I have only been in Phoenix 10 years, so there are many hidden gems I don’t know about, and that makes this blog hobby all the more exciting to me. I just discovered one of those hidden gems — Sahuaro* Ranch, a Glendale city park that includes what remains of a once thriving fruit farm and ranch. Established in the years following the completion of the Arizona Canal in 1885 by Illinois business man William Henry Bartlett, who was attracted to the new agricultural possibilities in the Salt River Valley.
Bartlett owned over 2,000 acres, 640 of which comprised the fruit farm. He did not live here, but hired a superintendent to manage the farm, which grew citrus, pecans, olives and date palms. Eventually grapes and dairy cows were added. The farm changed hands several times until it became a commercial dairy in 1927 at the hands of Richard W. Smith. Eventually Smith’s descendants sold 80 acres of the ranch to the city of Glendale, which set aside the area that includes historic buildings as a park. The city began restoring the buildings on the site in the late 1970s and the historic ranch was added to the National Register of Historic Places in 1980.
The first building on the site is the Adobe House. It was built in 1887 as the home of the farm’s superintendent. Originally the adobe bricks were exposed to the elements, but sometime before 1930 it was covered in plaster and remains this way today. The wood-frame addition was also added later.
The large, rectangular brick building was purpose built in 1891 as a fruit packing shed. Once fruit was no longer the main product of the farm, it was used for tools and grain storage. The veranda is a reconstruction but all the other exterior features are original.
Two additional Victorian-style homes sit next to each other on the farm and are connected by a veranda. The larger house, known as the Main House, was originally a small office built in 1891 that was expanded in 1895 to create a home for the superintendent’s family. In 1898 William Bartlett’s son was diagnosed with tuberculosis and his doctor recommended the family relocate to Arizona for the dry air so Bartlett had a second house, now known as the Guest House, built that year to serve as a winter home for the family. Also that year, a second story was added to the Main House. These houses, along with the smaller Foreman’s House, were occupied by ranch families and workers well into the 1960s.
An interesting aside here is that Bartlett hired J. L. Silsbee, an important Chicago architect and one of Frank Lloyd Wright’s first employers, to design the Guest House.
In addition to the historic portion of the ranch, the park has sports facilities, picnic areas and a multi use path. Some of the orange groves still exist as do the peacocks who have made the ranch their home. Tours are offered of the Adobe and Main houses, and the Guest house, which houses the offices of the Glendale Historical Society, also has rotating exhibits during the year. The Packing Shed is now used for special events such as art shows and weddings. Next time you are in Glendale, visit this gem of a park. It’s a great example of what can be done what a city values its history.

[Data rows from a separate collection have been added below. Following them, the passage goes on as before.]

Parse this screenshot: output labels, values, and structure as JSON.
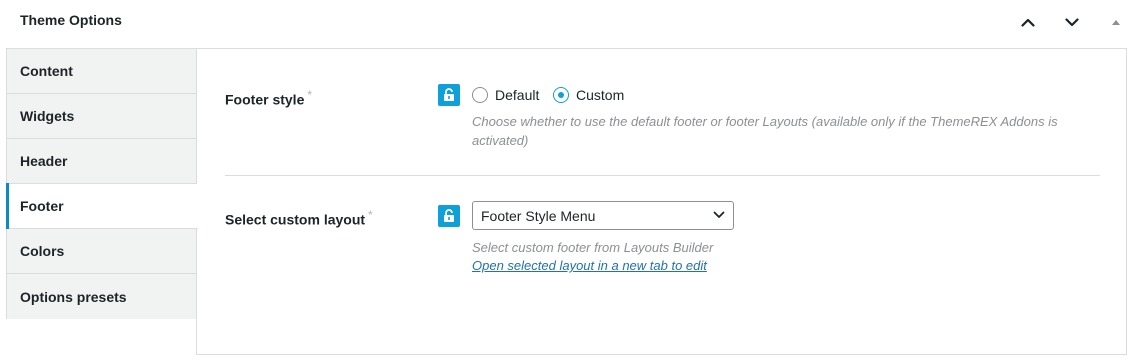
{
  "panel": {
    "title": "Theme Options"
  },
  "tabs": [
    {
      "label": "Content",
      "active": false
    },
    {
      "label": "Widgets",
      "active": false
    },
    {
      "label": "Header",
      "active": false
    },
    {
      "label": "Footer",
      "active": true
    },
    {
      "label": "Colors",
      "active": false
    },
    {
      "label": "Options presets",
      "active": false
    }
  ],
  "footer_style": {
    "label": "Footer style",
    "required_mark": "*",
    "options": [
      {
        "label": "Default",
        "checked": false
      },
      {
        "label": "Custom",
        "checked": true
      }
    ],
    "description": "Choose whether to use the default footer or footer Layouts (available only if the ThemeREX Addons is activated)"
  },
  "custom_layout": {
    "label": "Select custom layout",
    "required_mark": "*",
    "selected": "Footer Style Menu",
    "description": "Select custom footer from Layouts Builder",
    "link_text": "Open selected layout in a new tab to edit"
  },
  "colors": {
    "accent": "#0fa0d9",
    "active_tab_bar": "#0a8bc6",
    "link": "#2271b1"
  },
  "icons": {
    "move_up": "chevron-up-icon",
    "move_down": "chevron-down-icon",
    "toggle": "triangle-up-icon",
    "lock": "unlock-icon",
    "select_arrow": "chevron-down-icon"
  }
}
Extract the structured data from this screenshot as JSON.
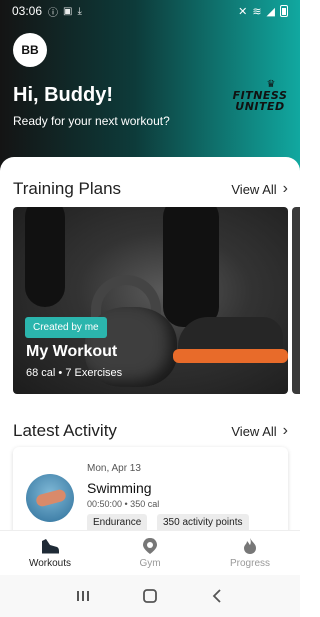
{
  "status_bar": {
    "time": "03:06",
    "left_icons": [
      "info-icon",
      "clipboard-icon",
      "download-icon"
    ],
    "right_icons": [
      "mute-icon",
      "wifi-icon",
      "signal-icon",
      "battery-icon"
    ]
  },
  "header": {
    "avatar_initials": "BB",
    "greeting": "Hi, Buddy!",
    "subtitle": "Ready for your next workout?",
    "logo_line1": "FITNESS",
    "logo_line2": "UNITED",
    "gradient_colors": [
      "#141414",
      "#0d3b3a",
      "#11a8a0"
    ]
  },
  "training_plans": {
    "title": "Training Plans",
    "view_all": "View All",
    "card": {
      "badge": "Created by me",
      "title": "My Workout",
      "meta": "68 cal • 7 Exercises",
      "badge_color": "#2bb5ad"
    }
  },
  "latest_activity": {
    "title": "Latest Activity",
    "view_all": "View All",
    "item": {
      "date": "Mon, Apr 13",
      "name": "Swimming",
      "meta": "00:50:00 • 350 cal",
      "chips": [
        "Endurance",
        "350 activity points"
      ]
    }
  },
  "tabs": [
    {
      "label": "Workouts",
      "icon": "shoe-icon",
      "active": true
    },
    {
      "label": "Gym",
      "icon": "location-pin-icon",
      "active": false
    },
    {
      "label": "Progress",
      "icon": "flame-icon",
      "active": false
    }
  ],
  "nav": [
    "recent-apps-icon",
    "home-icon",
    "back-icon"
  ]
}
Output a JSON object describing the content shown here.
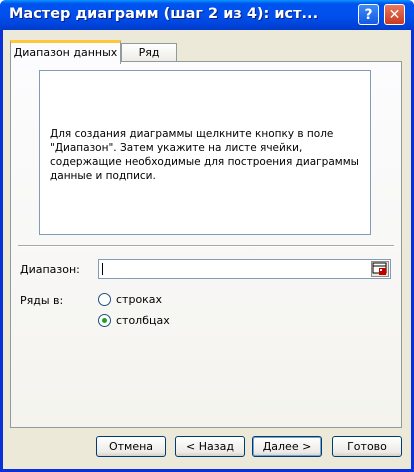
{
  "window": {
    "title": "Мастер диаграмм (шаг 2 из 4): ист...",
    "help_symbol": "?",
    "close_symbol": "✕",
    "titlebar_color": "#0054e3"
  },
  "tabs": [
    {
      "label": "Диапазон данных",
      "active": true
    },
    {
      "label": "Ряд",
      "active": false
    }
  ],
  "preview": {
    "message": "Для создания диаграммы щелкните кнопку в поле \"Диапазон\". Затем укажите на листе ячейки, содержащие необходимые для построения диаграммы данные и подписи."
  },
  "range": {
    "label": "Диапазон:",
    "value": "",
    "picker_icon": "range-picker-icon"
  },
  "series_in": {
    "label": "Ряды в:",
    "options": [
      {
        "label": "строках",
        "selected": false
      },
      {
        "label": "столбцах",
        "selected": true
      }
    ]
  },
  "buttons": {
    "cancel": "Отмена",
    "back": "< Назад",
    "next": "Далее >",
    "finish": "Готово"
  }
}
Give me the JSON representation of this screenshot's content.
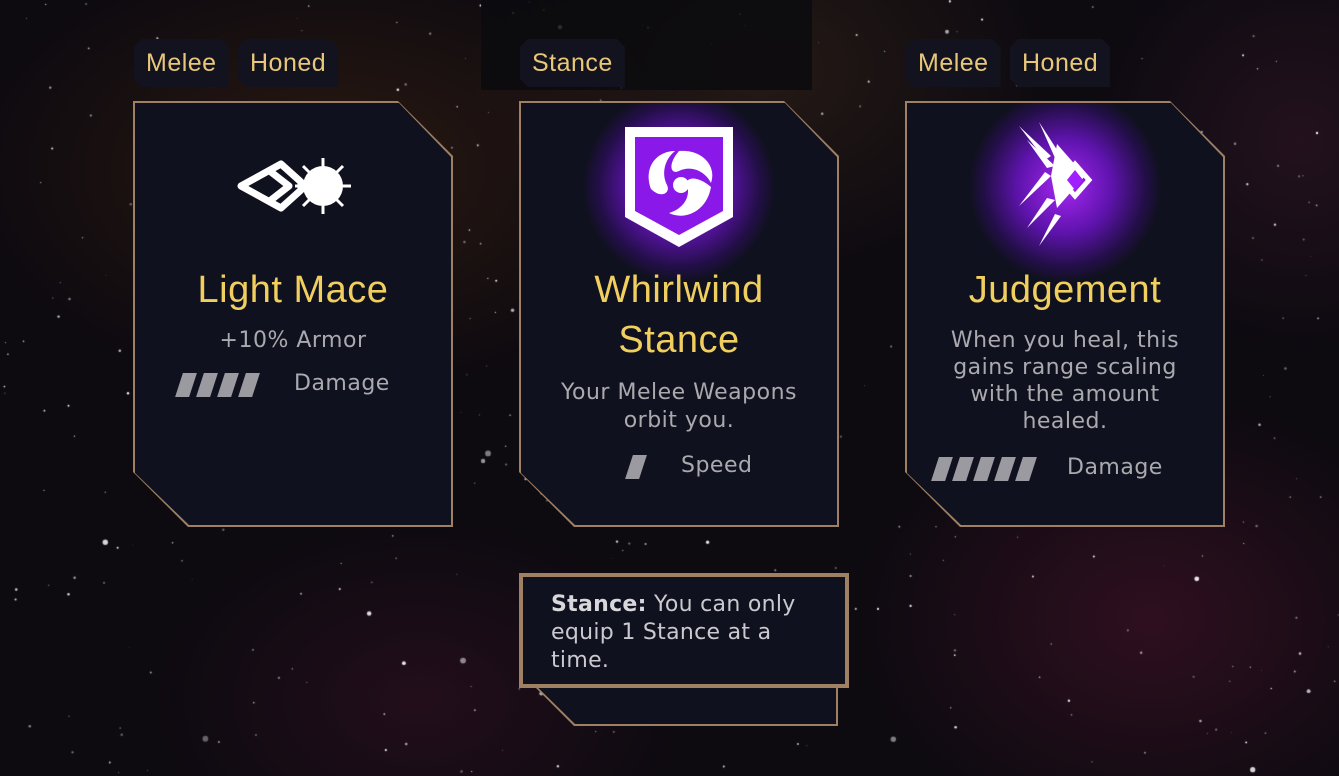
{
  "cards": [
    {
      "tags": [
        "Melee",
        "Honed"
      ],
      "icon": "mace-icon",
      "title_lines": [
        "Light Mace"
      ],
      "description": "+10% Armor",
      "stat": {
        "pips": 4,
        "label": "Damage"
      }
    },
    {
      "tags": [
        "Stance"
      ],
      "icon": "whirlwind-shield-icon",
      "title_lines": [
        "Whirlwind",
        "Stance"
      ],
      "description_lines": [
        "Your Melee Weapons",
        "orbit you."
      ],
      "stat": {
        "pips": 1,
        "label": "Speed"
      }
    },
    {
      "tags": [
        "Melee",
        "Honed"
      ],
      "icon": "judgement-wings-icon",
      "title_lines": [
        "Judgement"
      ],
      "description_lines": [
        "When you heal, this",
        "gains range scaling",
        "with the amount",
        "healed."
      ],
      "stat": {
        "pips": 5,
        "label": "Damage"
      }
    }
  ],
  "tooltip": {
    "term": "Stance:",
    "text": " You can only equip 1 Stance at a time."
  },
  "colors": {
    "title": "#f1cf5e",
    "border": "#a08062",
    "panel": "#10111e",
    "glow": "#b028ff"
  }
}
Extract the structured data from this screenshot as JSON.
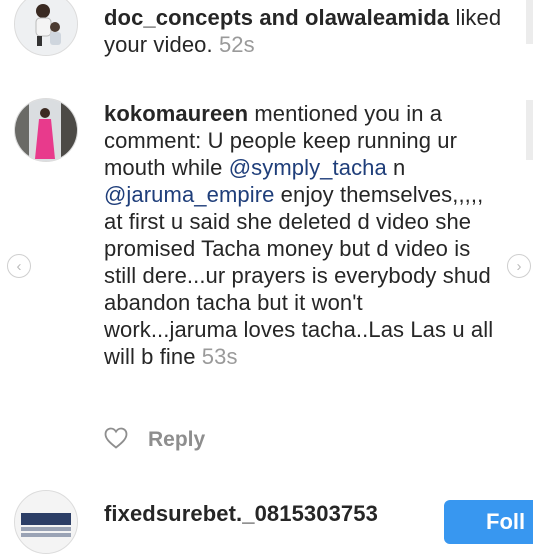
{
  "notifications": [
    {
      "users": "doc_concepts and olawaleamida",
      "action": "liked your video.",
      "time": "52s"
    },
    {
      "username": "kokomaureen",
      "text_1": " mentioned you in a comment: U people keep running ur mouth while ",
      "mention_1": "@symply_tacha",
      "text_2": " n ",
      "mention_2": "@jaruma_empire",
      "text_3": " enjoy themselves,,,,, at first u said she deleted d video she promised Tacha money but d video is still dere...ur prayers is everybody shud abandon tacha but it won't work...jaruma loves tacha..Las Las u all will b fine ",
      "time": "53s",
      "reply_label": "Reply"
    },
    {
      "username": "fixedsurebet._0815303753",
      "follow_label": "Foll"
    }
  ],
  "colors": {
    "text": "#262626",
    "mention": "#1f3e7a",
    "muted": "#9a9a9a",
    "follow_button": "#3897f0"
  },
  "icons": {
    "reply": "heart-outline-icon",
    "carousel_prev": "chevron-left-icon",
    "carousel_next": "chevron-right-icon"
  }
}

Historic photos courtesy of The Arizona Memory Project azmemory.azlibrary.gov